(b) Pepsinogen is a precursor of pepsin stored in the stomach walls. It is converted into pepsin by hydrochloric acid. Pepsin is the activated in the form of pepsinogen.

Image of the activation of pepsinogen

Image of the Activation of Pepsinogen

Image of the activation of pepsinogen

(C) The walls of the alimentary canal are made up of four layers. These are as follows:

Q 3 Image of Lumen

Q 3 Image of Lumen

Q 3 Image of Lumen

(i) Serosa is the outermost layer of the human alimentary canal. It is made up of a thin layer of secretory epithelial cells, with some connective tissues underneath.

(ii) Muscularis is a thin layer of smooth muscles arranged into an outer longitudinal layer and an inner circular layer.

(iii) Sub-mucosa is a layer of loose connective tissues, containing nerves, blood, and lymph vessels.
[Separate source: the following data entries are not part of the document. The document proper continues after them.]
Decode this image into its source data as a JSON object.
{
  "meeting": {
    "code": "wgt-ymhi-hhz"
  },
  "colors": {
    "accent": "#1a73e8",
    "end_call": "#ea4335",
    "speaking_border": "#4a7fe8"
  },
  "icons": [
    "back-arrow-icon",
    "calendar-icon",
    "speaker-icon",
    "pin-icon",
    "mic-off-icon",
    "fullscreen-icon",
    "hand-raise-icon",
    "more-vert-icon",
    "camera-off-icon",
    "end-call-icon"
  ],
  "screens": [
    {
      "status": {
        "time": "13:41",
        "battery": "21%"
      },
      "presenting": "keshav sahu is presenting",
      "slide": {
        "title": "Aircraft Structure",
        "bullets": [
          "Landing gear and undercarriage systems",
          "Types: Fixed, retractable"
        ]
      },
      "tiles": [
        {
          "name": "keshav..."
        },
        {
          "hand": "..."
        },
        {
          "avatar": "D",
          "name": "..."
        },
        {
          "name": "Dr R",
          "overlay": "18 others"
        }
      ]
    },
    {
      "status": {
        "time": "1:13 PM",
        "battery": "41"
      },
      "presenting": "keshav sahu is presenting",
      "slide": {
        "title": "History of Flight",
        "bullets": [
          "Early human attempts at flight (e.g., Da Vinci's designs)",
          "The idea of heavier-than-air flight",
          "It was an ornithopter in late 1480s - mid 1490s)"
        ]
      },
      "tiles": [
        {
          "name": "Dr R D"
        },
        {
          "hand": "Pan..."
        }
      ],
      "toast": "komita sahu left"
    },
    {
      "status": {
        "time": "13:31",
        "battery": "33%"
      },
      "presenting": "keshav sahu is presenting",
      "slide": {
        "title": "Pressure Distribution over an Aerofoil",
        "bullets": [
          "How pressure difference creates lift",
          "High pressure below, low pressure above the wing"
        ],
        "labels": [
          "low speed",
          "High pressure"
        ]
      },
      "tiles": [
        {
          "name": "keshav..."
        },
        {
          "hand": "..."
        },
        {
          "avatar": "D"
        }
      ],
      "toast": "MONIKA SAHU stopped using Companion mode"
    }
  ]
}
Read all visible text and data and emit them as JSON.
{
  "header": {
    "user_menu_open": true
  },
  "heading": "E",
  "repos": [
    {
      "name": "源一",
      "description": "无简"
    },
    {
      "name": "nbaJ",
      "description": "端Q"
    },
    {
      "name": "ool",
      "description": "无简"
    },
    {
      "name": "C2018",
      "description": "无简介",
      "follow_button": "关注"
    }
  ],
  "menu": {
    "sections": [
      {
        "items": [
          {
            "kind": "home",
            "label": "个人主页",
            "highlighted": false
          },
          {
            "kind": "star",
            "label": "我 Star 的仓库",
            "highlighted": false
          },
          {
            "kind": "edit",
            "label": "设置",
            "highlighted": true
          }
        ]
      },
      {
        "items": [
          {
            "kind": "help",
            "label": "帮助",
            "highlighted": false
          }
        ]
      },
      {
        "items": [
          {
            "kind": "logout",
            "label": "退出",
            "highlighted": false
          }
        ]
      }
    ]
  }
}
It supports the mucosa.

(iv) Mucosa is the innermost lining of the lumen of the alimentary canal. It is mainly involved in absorption and secretion.

(D) Bile is a digestive juice secreted by the liver and stored in the gall bladder. Bile juice has bile salts such as bilirubin and biliverdin. These break down large fat globules into smaller globules so that the pancreatic enzymes can easily act on them. This process is known as emulsification of fats. Bile juice also makes the medium alkaline and activates lipase.